Understanding the difference between normal variation and unusual data points is, perhaps, the area that could help improve decision making in business and on projects the most. Understanding the different types of variation is actually quite simple, yet it is extremely difficult to apply in the day-to-day business setting. People are natural problem solvers. In a business setting, managers have this inherent need to act even if, in actuality, there is no need to act. Project managers can go a long way in reducing knee-jerk reactions with their projects when they differentiate between common and special cause variation. The control chart will do this for you. The control chart is an extremely powerful tool that should be used in the monitoring process to determine if processes are in control. When special causes are identified, root-cause analysis is the correct response using cause and effect diagrams discussed under quality assurance. When only common cause variation is present, yet results are not where they need to be, perhaps a design of experiment will help determine how to shift the process in the right direction. If a process measure is in control, that is it only has common cause variation, yet the results are not good enough, this indicates the process must be changed or improved. Asking people to explain differences in data between the control limits is not only frustrating but a waste of time. A better approach is to recognize the current process is not capable focus on improving the process. The best way to improve processes is through a process improvement project team. Understanding variation makes decision making much easier. Investigate special causes, reduce variation, and decide if the process is capable. If it the process is not capable, instead of reacting, form a process improvement project team to study the process and shift the process in the right direction.
Process monitoring is an integral part of quality control. The quality tools used in this process can assist project managers in numerous ways including: differentiating between normal noise in the process and something unusual, communicating effectively with easy to understand graphical analysis, and making better and less emotional decisions based on sound data and facts.

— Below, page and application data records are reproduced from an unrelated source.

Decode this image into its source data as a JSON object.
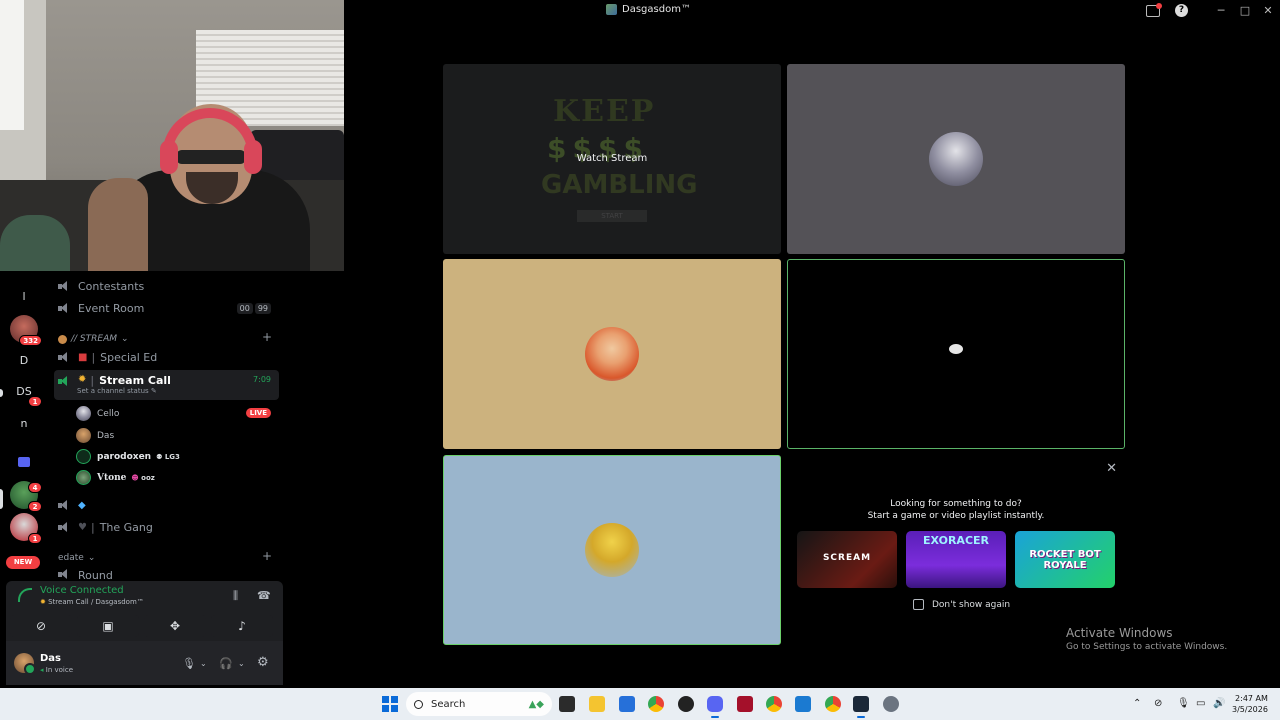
{
  "window": {
    "title": "Dasgasdom™"
  },
  "server_rail": {
    "items": [
      {
        "label": "l"
      },
      {
        "label": "D"
      },
      {
        "label": "DS"
      },
      {
        "label": "n"
      }
    ],
    "badges": [
      "332",
      "1",
      "4",
      "2",
      "1"
    ],
    "new_label": "NEW"
  },
  "channels": {
    "contestants": "Contestants",
    "event_room": "Event Room",
    "event_room_counts": [
      "00",
      "99"
    ],
    "stream_category": "// STREAM",
    "special_ed": "Special Ed",
    "stream_call": "Stream Call",
    "stream_call_time": "7:09",
    "stream_call_status": "Set a channel status",
    "members": [
      {
        "name": "Cello",
        "live": "LIVE"
      },
      {
        "name": "Das"
      },
      {
        "name": "parodoxen",
        "tag": "LG3"
      },
      {
        "name": "Vtone",
        "tag": "ooz"
      }
    ],
    "the_gang": "The Gang",
    "edate_category": "edate",
    "partial_channel": "Round"
  },
  "voice": {
    "status": "Voice Connected",
    "location": "Stream Call / Dasgasdom™"
  },
  "user": {
    "name": "Das",
    "status": "In voice"
  },
  "grid": {
    "watch_stream": "Watch Stream",
    "stream_art": {
      "line1": "KEEP",
      "line2": "$$$$",
      "line3": "GAMBLING",
      "button": "START"
    }
  },
  "activity": {
    "title_line1": "Looking for something to do?",
    "title_line2": "Start a game or video playlist instantly.",
    "games": [
      {
        "name": "SCREAM"
      },
      {
        "name": "EXORACER"
      },
      {
        "name": "ROCKET BOT ROYALE"
      }
    ],
    "dont_show": "Don't show again"
  },
  "activate_windows": {
    "line1": "Activate Windows",
    "line2": "Go to Settings to activate Windows."
  },
  "taskbar": {
    "search_placeholder": "Search",
    "time": "2:47 AM",
    "date": "3/5/2026"
  },
  "colors": {
    "accent_green": "#23a55a",
    "live_red": "#f23f42",
    "blurple": "#5865f2"
  }
}
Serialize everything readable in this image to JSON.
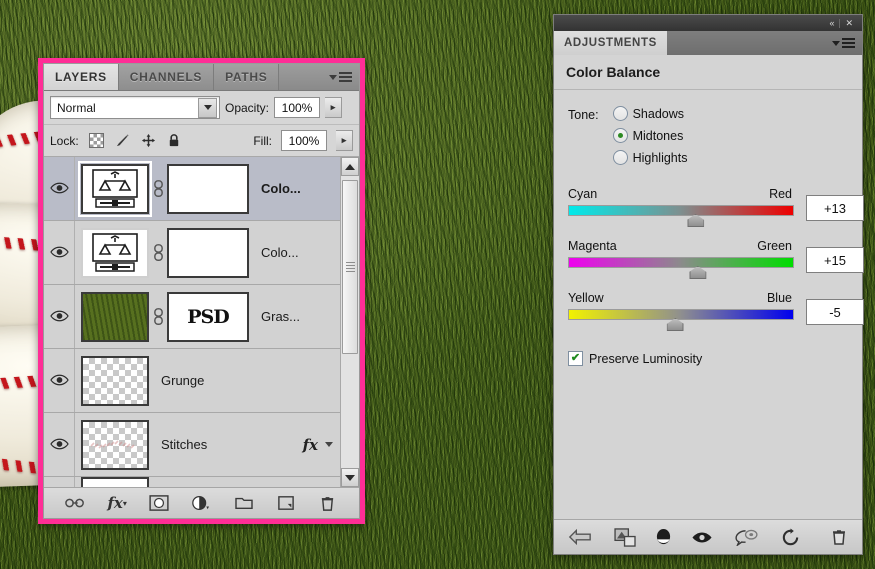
{
  "background": {
    "description": "grass-with-baseball-letter-b"
  },
  "layers_panel": {
    "accent_border_color": "#ff2d96",
    "tabs": [
      {
        "label": "LAYERS",
        "active": true
      },
      {
        "label": "CHANNELS",
        "active": false
      },
      {
        "label": "PATHS",
        "active": false
      }
    ],
    "menu_icon": "panel-menu-icon",
    "blend_mode": {
      "value": "Normal",
      "arrow_icon": "chevron-down-icon"
    },
    "opacity": {
      "label": "Opacity:",
      "value": "100%",
      "spinner_icon": "chevron-right-icon"
    },
    "lock": {
      "label": "Lock:",
      "icons": [
        "transparency-lock-icon",
        "brush-lock-icon",
        "move-lock-icon",
        "all-lock-icon"
      ]
    },
    "fill": {
      "label": "Fill:",
      "value": "100%",
      "spinner_icon": "chevron-right-icon"
    },
    "rows": [
      {
        "name": "Colo...",
        "visible": true,
        "selected": true,
        "thumb_type": "adjustment-balance",
        "linked": true,
        "has_mask": true,
        "mask_text": "",
        "fx": false
      },
      {
        "name": "Colo...",
        "visible": true,
        "selected": false,
        "thumb_type": "adjustment-balance",
        "linked": true,
        "has_mask": true,
        "mask_text": "",
        "fx": false
      },
      {
        "name": "Gras...",
        "visible": true,
        "selected": false,
        "thumb_type": "grass-image",
        "linked": true,
        "has_mask": true,
        "mask_text": "PSD",
        "fx": false
      },
      {
        "name": "Grunge",
        "visible": true,
        "selected": false,
        "thumb_type": "transparent-checker",
        "linked": false,
        "has_mask": false,
        "mask_text": "",
        "fx": false
      },
      {
        "name": "Stitches",
        "visible": true,
        "selected": false,
        "thumb_type": "transparent-checker-stitches",
        "linked": false,
        "has_mask": false,
        "mask_text": "",
        "fx": true,
        "fx_label": "fx"
      }
    ],
    "scrollbar": {
      "up_icon": "caret-up-icon",
      "down_icon": "caret-down-icon",
      "grip_icon": "scroll-grip-icon"
    },
    "footer_icons": [
      "link-layers-icon",
      "layer-style-fx-icon",
      "add-layer-mask-icon",
      "new-adjustment-layer-icon",
      "new-group-icon",
      "new-layer-icon",
      "delete-layer-icon"
    ]
  },
  "adjustments_panel": {
    "titlebar": {
      "collapse_icon": "collapse-double-arrow-icon",
      "close_icon": "close-x-icon"
    },
    "tab_label": "ADJUSTMENTS",
    "menu_icon": "panel-menu-icon",
    "heading": "Color Balance",
    "tone": {
      "label": "Tone:",
      "options": [
        {
          "label": "Shadows",
          "selected": false
        },
        {
          "label": "Midtones",
          "selected": true
        },
        {
          "label": "Highlights",
          "selected": false
        }
      ],
      "selected_color": "#2c8a22"
    },
    "sliders": [
      {
        "left_label": "Cyan",
        "right_label": "Red",
        "value": "+13",
        "position_pct": 56.5,
        "gradient_from": "#00eaea",
        "gradient_to": "#ee0000"
      },
      {
        "left_label": "Magenta",
        "right_label": "Green",
        "value": "+15",
        "position_pct": 57.5,
        "gradient_from": "#ef00ef",
        "gradient_to": "#00dd00"
      },
      {
        "left_label": "Yellow",
        "right_label": "Blue",
        "value": "-5",
        "position_pct": 47.5,
        "gradient_from": "#f2f200",
        "gradient_to": "#0000ee"
      }
    ],
    "preserve_luminosity": {
      "label": "Preserve Luminosity",
      "checked": true,
      "check_glyph": "✔"
    },
    "footer_icons": [
      "return-to-adjustment-list-icon",
      "clip-to-layer-icon",
      "toggle-layer-visibility-mask-icon",
      "preview-eye-icon",
      "view-previous-state-icon",
      "reset-adjustment-icon",
      "delete-adjustment-icon"
    ]
  }
}
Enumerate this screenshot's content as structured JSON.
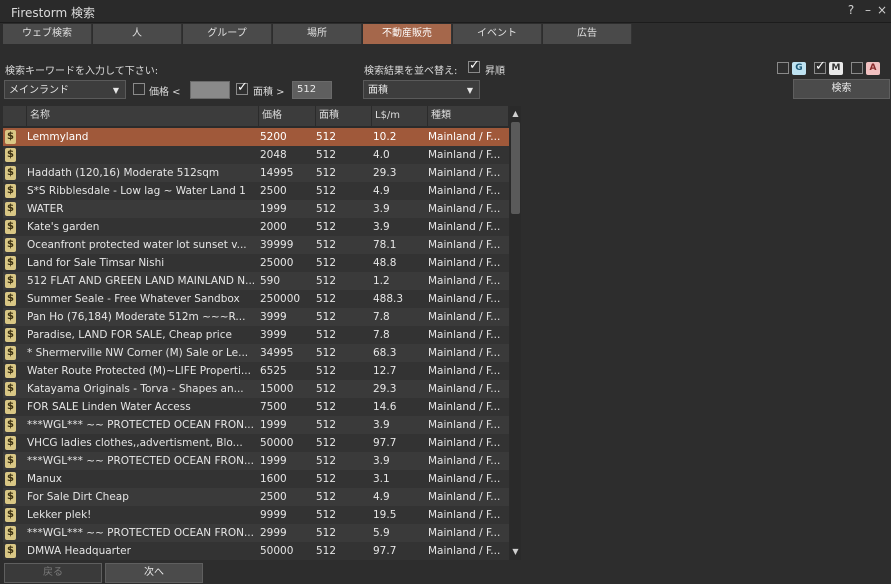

Projects are almost always emotional endeavors for more than just a few stakeholders. To take that emotion out of decision making and to communicate more effectively with top management, it is essential to incorporate quality processes into every project. To successfully improve results over the long term, project managers must develop a continuous improvement mind-set. This can be done by becoming familiar with and utilizing the various quality tools and techniques on every project. Project managers who take the time to establish good project metrics, analyze the processes affected by the project, and understand the concept of variation should improve the effectiveness of the management of their projects significantly.
ASQ Statistics Division. (2000) Improving Performance Through Statistical Thinking. Milwaukee, Wisconsin: American Society for Quality.
Campanella, J. (1999) Principles of Quality Costs. Milwaukee, Wisconsin: American Society for Quality.
Deming, W. E. (1982) Out of the Crisis. Cambridge, Massachusetts: Massachusetts Institute of Technology, Center for Advanced Engineering Study.
George, L. M., Rowlands, D., Price, M., & Maxey, J. (2005) The Lean Six Sigma Pocket Toolbook. New York, New York: McGraw-Hill.
Kaplan, S. &Norton, P. D. (1996) The Balanced Scorecard. Boston, Massachusetts: Harvard Business School Press.
Project Management Institute. (2004) A guide to the project management body of knowledge Third Edition (PMBOK® Guide) (2004 ed.). Newtown Square, PA: Project Management Institute.
Rever, W. H. (2007, July) Effectively Communicating With Data. www.AllPM.com July, 2007 newsletter.
Rever, W. H. (2006, March/April) Project Management and Six Sigma. Use Six Sigma for Better Project Results. www.AllPM.com March/April, 2006 newsletter. 1.
© 2007, Harry Rever
Originally published as a part of 2007 PMI Global Congress Proceedings – Atlanta, Georgia